2. I want to remove debian from the 250GB HDD. Format it and mount it and just use it as a backup for the 40GB HDD.
An interesting setup. Personally, when originally setting up the machine I would have made the 40GB drive Primary IDE master, and the cdrom Secondary IDE master, purely for speed as the IDE interface runs at the speed of the slowest device on it, and cdroms tend to be slower than hard drives.
If your BIOS is not giving you an option to choose between the two hard drives for booting, the only option really is to change the order of the drives on the IDE interfaces. I would put the 40 Gb as Primary IDE master. However this might mean changing the grub configuration.
If the set up is like:
primary IDE master - cdrom
Primary IDE slave - 40GB
secondary IDE master - 250GB
I get the grub error. Grub stage 1.5 Grub loading.....error 15
If my set up is like:
primary IDE master - cdrom
Primary IDE slave - 250GB
secondary IDE master - 40GB
The system tries to boot from 250GB hdd. When it tries to look at the /root files it just stays...since there are no files on the 250GB hdd.
Onething i noticed is that when i tried to start the machine with one hdd (40GB) connected. It gets the device name as hdc and boots without any problem. When I start the machine with 2 hdd connected. The dev name becomes hdb for 40GB and hdc for 250GB.
This is what is happenning to my system. what do i need to do if i want to boot my system from 40GB hdd? plz advice.
Going back to your origional post. Surely all you had to do was change /boot/grub/menu.lst so that root is on the hd you want.
So if grub thinks that the 250G thing is hd0 as it apparently did then change menu.lst on this drive so that root is hd1,whateverPartition also change the message that it sends to the kernel on the end of the kernel line is it? to: hdb or sdb or whatever.
Looking at your last post. Grub's trying to boot from the 250G? Suggest you put a small /boot partion on this drive with /boot/grub/menu.lst. Then this is the file grub'll use presumably.
If it's trying to boot from 40G then this unnecessary.
In the menu.lst file that grub is using make root apply to 40G, hd0 or hd1 I can't work it out, and at the end of the ?kernel line put the /dev for the 40G.
Grub may well have a different idea of the first hard drive than does the opperating system.
But simplest thing is just trial and error. Change hd0 and /dev/hdc1 (where c come from?

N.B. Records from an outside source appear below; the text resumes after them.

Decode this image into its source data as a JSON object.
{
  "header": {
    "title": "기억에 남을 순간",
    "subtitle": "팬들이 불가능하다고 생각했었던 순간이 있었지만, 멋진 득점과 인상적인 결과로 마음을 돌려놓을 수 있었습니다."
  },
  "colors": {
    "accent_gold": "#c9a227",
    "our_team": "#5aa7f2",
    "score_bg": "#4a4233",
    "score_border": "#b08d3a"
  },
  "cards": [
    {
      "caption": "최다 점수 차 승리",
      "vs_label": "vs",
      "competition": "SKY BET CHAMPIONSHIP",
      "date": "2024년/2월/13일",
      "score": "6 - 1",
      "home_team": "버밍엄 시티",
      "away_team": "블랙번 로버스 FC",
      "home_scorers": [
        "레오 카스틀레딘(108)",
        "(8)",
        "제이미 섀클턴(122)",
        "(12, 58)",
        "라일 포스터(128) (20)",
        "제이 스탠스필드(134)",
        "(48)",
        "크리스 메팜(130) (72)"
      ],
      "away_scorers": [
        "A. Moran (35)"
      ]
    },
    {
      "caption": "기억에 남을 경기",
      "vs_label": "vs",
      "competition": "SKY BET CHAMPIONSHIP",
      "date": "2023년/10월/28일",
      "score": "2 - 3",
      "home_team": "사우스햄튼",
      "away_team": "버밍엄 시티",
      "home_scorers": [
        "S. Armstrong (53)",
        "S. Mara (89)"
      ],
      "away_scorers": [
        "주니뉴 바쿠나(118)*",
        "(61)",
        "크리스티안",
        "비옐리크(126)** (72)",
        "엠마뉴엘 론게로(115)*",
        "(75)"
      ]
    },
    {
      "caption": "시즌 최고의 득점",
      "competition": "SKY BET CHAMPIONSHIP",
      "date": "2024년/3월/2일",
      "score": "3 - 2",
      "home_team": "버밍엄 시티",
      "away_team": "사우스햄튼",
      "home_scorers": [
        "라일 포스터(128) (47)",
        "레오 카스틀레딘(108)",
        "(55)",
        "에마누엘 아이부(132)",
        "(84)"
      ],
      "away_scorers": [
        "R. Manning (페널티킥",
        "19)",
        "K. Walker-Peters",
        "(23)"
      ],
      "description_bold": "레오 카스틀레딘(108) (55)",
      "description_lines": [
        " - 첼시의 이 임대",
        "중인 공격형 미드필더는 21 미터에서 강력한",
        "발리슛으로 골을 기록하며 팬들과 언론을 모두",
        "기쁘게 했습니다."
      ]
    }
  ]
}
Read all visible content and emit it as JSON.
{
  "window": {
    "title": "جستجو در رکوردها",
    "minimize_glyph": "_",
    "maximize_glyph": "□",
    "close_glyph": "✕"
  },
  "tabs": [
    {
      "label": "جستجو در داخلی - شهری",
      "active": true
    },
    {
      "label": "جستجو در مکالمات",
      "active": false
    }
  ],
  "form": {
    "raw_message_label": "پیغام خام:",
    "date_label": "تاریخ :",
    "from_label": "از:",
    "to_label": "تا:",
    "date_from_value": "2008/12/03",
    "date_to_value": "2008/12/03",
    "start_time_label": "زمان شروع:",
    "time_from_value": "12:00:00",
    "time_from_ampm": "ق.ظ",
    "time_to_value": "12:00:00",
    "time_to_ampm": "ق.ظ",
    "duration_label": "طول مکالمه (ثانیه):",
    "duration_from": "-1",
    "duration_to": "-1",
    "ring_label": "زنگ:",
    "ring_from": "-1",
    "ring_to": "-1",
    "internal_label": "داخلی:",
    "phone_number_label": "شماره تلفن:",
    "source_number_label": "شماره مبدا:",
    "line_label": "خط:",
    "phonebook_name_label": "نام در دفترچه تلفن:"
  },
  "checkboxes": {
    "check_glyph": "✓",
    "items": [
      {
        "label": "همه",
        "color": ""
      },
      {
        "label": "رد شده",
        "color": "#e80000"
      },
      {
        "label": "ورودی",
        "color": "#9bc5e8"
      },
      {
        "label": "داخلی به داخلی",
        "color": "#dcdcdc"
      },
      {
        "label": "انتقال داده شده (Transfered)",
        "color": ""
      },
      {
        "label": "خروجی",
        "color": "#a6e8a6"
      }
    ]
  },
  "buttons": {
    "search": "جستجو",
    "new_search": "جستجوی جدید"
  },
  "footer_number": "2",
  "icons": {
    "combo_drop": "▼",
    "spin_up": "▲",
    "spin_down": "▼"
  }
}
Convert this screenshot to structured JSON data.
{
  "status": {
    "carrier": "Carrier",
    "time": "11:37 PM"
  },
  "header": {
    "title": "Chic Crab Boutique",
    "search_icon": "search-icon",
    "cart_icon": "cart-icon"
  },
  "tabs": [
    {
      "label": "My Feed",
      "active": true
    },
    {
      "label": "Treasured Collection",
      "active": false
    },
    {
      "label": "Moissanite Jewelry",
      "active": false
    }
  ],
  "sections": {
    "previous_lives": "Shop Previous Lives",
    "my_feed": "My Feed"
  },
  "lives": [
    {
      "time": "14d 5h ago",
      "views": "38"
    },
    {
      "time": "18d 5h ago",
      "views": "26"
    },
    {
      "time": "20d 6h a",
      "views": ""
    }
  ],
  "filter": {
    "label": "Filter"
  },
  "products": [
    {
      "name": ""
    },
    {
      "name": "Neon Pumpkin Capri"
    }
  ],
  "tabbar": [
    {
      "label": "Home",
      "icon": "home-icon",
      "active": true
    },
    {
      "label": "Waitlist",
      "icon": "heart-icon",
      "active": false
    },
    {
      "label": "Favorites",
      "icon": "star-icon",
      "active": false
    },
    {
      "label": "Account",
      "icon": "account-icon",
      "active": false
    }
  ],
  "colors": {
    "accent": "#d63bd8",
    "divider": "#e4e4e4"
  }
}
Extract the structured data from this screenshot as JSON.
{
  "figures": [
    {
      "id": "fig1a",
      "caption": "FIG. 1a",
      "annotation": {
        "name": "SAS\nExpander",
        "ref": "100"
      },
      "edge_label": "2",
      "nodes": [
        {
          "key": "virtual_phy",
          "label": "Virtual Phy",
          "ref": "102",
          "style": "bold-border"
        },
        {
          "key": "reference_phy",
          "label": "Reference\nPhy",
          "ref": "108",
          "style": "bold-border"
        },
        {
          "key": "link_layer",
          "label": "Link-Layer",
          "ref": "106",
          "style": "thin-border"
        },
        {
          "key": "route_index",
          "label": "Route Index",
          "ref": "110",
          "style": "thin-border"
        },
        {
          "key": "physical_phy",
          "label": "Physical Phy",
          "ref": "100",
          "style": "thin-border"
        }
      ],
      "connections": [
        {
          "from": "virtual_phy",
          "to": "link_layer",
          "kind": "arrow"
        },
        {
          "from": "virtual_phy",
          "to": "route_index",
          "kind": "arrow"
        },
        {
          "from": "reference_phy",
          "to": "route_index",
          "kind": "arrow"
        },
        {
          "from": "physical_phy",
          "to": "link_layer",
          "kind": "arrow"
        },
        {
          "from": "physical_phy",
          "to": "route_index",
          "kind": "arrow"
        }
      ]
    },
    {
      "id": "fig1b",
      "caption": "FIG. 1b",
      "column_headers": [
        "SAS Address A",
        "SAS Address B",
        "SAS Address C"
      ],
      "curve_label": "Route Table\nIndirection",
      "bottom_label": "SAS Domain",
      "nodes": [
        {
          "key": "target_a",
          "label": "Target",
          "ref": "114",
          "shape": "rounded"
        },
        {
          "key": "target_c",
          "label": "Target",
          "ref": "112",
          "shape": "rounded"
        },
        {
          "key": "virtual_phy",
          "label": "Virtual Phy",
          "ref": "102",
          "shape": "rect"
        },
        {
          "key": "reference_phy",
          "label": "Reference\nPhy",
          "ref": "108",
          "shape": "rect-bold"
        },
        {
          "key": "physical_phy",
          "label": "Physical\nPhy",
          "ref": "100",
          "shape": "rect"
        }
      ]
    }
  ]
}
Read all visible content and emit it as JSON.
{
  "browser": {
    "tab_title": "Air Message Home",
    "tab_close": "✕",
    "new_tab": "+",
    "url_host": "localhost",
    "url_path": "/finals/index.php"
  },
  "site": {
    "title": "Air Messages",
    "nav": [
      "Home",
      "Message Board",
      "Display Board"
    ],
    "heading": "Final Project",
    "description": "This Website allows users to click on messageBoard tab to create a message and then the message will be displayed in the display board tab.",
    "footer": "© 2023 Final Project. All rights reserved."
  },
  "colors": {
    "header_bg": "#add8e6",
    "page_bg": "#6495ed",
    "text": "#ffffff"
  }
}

If two hd should be hda and hdb) till it works. 'e' to edit line in grub file when grub puts up its splash screen; b to attempt to boot.
Last edited by lugoteehalt; 10-14-2008 at 11:32 AM.
Reason: Powerful surgings in the groin
[/sbin/fsck.ext3(1)--/var] fsck.ext3 -a -C0 /dev/hdc6
fsck.ext3:no such file or directory while trying to open /dev/hdc6
The Superblock could not be read or does not describe a correct ext2 filesystem.......
and you might try running e2fsck with an alternate superblock:
e2fsck -b 8193 <device>
fsck died with exit status 8
file system check failed
Control-D will terminate this shell and resume system boot.